YOUR INSTRUCTIONS:
What is the number of lines in the entries that contain "Befunde"? Reply with that number only.

**** RECORDS FOR PROCESSING ****

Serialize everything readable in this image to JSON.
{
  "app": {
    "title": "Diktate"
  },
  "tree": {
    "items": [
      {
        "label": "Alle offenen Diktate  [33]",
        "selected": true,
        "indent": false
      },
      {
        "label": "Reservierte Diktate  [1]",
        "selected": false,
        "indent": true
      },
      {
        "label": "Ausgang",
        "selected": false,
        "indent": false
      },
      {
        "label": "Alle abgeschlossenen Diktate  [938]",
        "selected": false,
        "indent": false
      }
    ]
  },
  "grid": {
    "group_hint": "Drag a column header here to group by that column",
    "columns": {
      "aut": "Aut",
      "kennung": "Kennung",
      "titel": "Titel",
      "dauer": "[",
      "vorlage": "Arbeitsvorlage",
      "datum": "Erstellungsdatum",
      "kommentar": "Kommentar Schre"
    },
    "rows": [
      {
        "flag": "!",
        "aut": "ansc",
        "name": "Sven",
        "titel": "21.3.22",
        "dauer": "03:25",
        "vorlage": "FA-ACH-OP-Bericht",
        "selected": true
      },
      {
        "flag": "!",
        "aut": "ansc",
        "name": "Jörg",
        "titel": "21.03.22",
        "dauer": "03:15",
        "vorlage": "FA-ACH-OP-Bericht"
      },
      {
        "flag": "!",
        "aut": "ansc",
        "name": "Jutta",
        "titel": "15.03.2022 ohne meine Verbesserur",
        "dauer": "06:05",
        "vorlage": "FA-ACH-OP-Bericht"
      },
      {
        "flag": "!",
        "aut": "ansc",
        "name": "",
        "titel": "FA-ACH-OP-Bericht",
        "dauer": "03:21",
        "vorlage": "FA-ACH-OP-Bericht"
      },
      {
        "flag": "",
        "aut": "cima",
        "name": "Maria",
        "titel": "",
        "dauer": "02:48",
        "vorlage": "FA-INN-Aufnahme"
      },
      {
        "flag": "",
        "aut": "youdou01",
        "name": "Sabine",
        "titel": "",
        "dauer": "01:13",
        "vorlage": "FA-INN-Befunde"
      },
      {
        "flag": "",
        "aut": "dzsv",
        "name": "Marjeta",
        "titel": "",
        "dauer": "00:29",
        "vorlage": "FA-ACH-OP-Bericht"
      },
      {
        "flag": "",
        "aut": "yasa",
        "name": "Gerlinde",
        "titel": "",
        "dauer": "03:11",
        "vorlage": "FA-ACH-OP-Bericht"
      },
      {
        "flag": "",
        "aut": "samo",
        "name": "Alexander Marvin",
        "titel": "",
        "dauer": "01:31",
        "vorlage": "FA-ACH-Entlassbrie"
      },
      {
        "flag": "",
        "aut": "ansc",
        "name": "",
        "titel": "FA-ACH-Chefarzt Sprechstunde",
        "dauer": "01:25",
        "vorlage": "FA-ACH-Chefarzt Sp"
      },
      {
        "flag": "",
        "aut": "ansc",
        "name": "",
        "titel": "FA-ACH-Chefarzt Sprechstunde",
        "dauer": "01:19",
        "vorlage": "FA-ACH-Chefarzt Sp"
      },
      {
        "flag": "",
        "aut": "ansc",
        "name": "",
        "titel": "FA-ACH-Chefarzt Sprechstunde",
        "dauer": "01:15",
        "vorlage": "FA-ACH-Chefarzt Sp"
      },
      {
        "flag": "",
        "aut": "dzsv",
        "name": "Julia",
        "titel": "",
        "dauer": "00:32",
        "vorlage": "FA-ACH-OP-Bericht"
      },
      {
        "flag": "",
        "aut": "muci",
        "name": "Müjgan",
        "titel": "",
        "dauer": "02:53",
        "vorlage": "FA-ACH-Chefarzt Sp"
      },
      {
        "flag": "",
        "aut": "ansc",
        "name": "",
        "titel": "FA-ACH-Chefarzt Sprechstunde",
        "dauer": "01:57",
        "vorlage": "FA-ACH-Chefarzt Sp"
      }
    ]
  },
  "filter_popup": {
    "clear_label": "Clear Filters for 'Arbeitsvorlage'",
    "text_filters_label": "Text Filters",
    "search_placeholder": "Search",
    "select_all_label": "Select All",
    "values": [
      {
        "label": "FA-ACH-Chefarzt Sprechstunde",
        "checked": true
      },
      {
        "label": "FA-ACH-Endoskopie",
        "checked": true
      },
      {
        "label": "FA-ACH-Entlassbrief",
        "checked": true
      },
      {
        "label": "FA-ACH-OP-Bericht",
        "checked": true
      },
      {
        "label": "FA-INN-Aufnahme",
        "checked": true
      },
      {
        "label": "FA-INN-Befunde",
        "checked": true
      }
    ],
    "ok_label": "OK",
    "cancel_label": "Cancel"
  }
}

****

SOLUTION:
2